If you’re working out responsibly, you should see your performance improve or at least stay the same. If you notice your performance dropping or you feel especially exhausted by your usual workout, you might be overtraining. Kaeding says this is difficult to evaluate—some researchers are even trying to create blood tests for it—so the best thing to do for now when your performance dips is err on the side of caution and give yourself a break.
In general, doing exercises with proper form is going to give you the best results. When you’re working out, try to focus on quality, not quantity. “If you have to cheat or break form to get another rep or two in, those additional reps are not nearly as beneficial as you think,” says Kaeding. Bad form is a sign that you’ve probably reached your limit and continuing to exercise beyond that makes it more likely that you’ll injure yourself.
If your physical performance is lagging, there is a good chance that you feel a little mentally off as well. While physical activity is often linked to decreases in depression and anxiety, overtraining can increase depression, irritability and moodiness. A common sentiment amongst athletes who are overtrained is that they lose their competitive spirit and enthusiasm for their sport.
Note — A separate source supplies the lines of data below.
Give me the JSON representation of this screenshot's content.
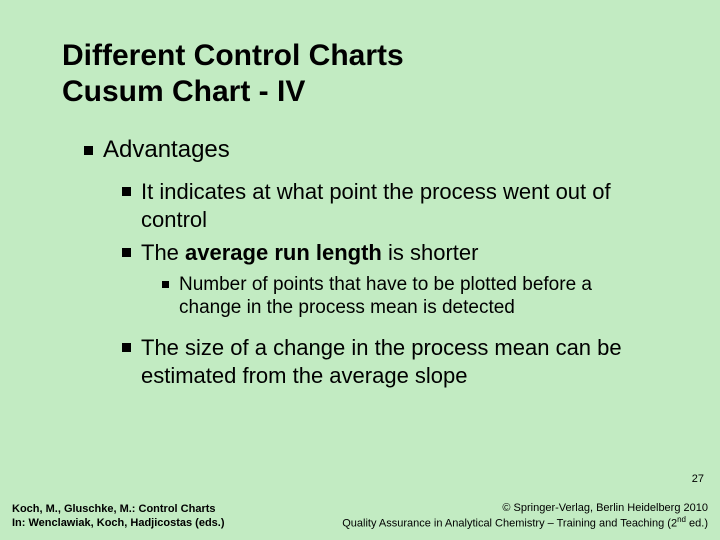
{
  "title_line1": "Different Control Charts",
  "title_line2": "Cusum Chart - IV",
  "advantages_label": "Advantages",
  "bullets": {
    "b1": "It indicates at what point the process went out of control",
    "b2_pre": "The ",
    "b2_bold": "average run length",
    "b2_post": " is shorter",
    "b2_sub": "Number of points that have to be plotted before a change in the process mean is detected",
    "b3": "The size of a change in the process mean can be estimated from the average slope"
  },
  "page_number": "27",
  "footer": {
    "authors": "Koch, M., Gluschke, M.: Control Charts",
    "in_line": "In: Wenclawiak, Koch, Hadjicostas (eds.)",
    "copyright": "© Springer-Verlag, Berlin Heidelberg 2010",
    "subtitle_pre": "Quality Assurance in Analytical Chemistry – Training and Teaching (2",
    "subtitle_sup": "nd",
    "subtitle_post": " ed.)"
  }
}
In most cases, exercise can help regulate our sleep cycle. Being active during the day can help us rest easier at night. If you’re overtraining, the opposite may occur. Pushing your body too hard can cause insomnia or oversleeping. A recent study of 27 male triathletes found that those who were put in the overload training group slept for less time and less efficiently than those in the regular workout group. Their sleep habits returned to normal as their workouts tapered off.